* [Exercise aim] Write out all of the data again, exactly as it reads.

(Recorded data)

+--

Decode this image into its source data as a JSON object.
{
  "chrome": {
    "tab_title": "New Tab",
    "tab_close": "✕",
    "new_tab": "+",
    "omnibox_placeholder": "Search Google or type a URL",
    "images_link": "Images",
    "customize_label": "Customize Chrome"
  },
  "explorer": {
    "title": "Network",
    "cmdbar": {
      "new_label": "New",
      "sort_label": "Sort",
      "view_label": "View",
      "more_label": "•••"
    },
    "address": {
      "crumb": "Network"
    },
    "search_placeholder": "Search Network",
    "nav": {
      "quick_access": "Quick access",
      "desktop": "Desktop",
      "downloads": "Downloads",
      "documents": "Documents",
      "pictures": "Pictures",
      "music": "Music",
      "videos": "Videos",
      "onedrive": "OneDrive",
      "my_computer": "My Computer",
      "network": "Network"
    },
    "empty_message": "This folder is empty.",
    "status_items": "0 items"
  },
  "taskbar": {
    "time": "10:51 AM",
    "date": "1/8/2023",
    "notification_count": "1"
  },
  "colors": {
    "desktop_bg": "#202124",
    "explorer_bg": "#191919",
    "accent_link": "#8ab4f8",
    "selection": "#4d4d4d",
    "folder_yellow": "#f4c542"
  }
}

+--

* [Answer for this exercise]
Decode this image into its source data as a JSON object.
{
  "chrome": {
    "tab_title": "New Tab",
    "tab_close": "✕",
    "new_tab": "+",
    "omnibox_placeholder": "Search Google or type a URL",
    "images_link": "Images",
    "customize_label": "Customize Chrome"
  },
  "explorer": {
    "title": "Network",
    "cmdbar": {
      "new_label": "New",
      "sort_label": "Sort",
      "view_label": "View",
      "more_label": "•••"
    },
    "address": {
      "crumb": "Network"
    },
    "search_placeholder": "Search Network",
    "nav": {
      "quick_access": "Quick access",
      "desktop": "Desktop",
      "downloads": "Downloads",
      "documents": "Documents",
      "pictures": "Pictures",
      "music": "Music",
      "videos": "Videos",
      "onedrive": "OneDrive",
      "my_computer": "My Computer",
      "network": "Network"
    },
    "empty_message": "This folder is empty.",
    "status_items": "0 items"
  },
  "taskbar": {
    "time": "10:51 AM",
    "date": "1/8/2023",
    "notification_count": "1"
  },
  "colors": {
    "desktop_bg": "#202124",
    "explorer_bg": "#191919",
    "accent_link": "#8ab4f8",
    "selection": "#4d4d4d",
    "folder_yellow": "#f4c542"
  }
}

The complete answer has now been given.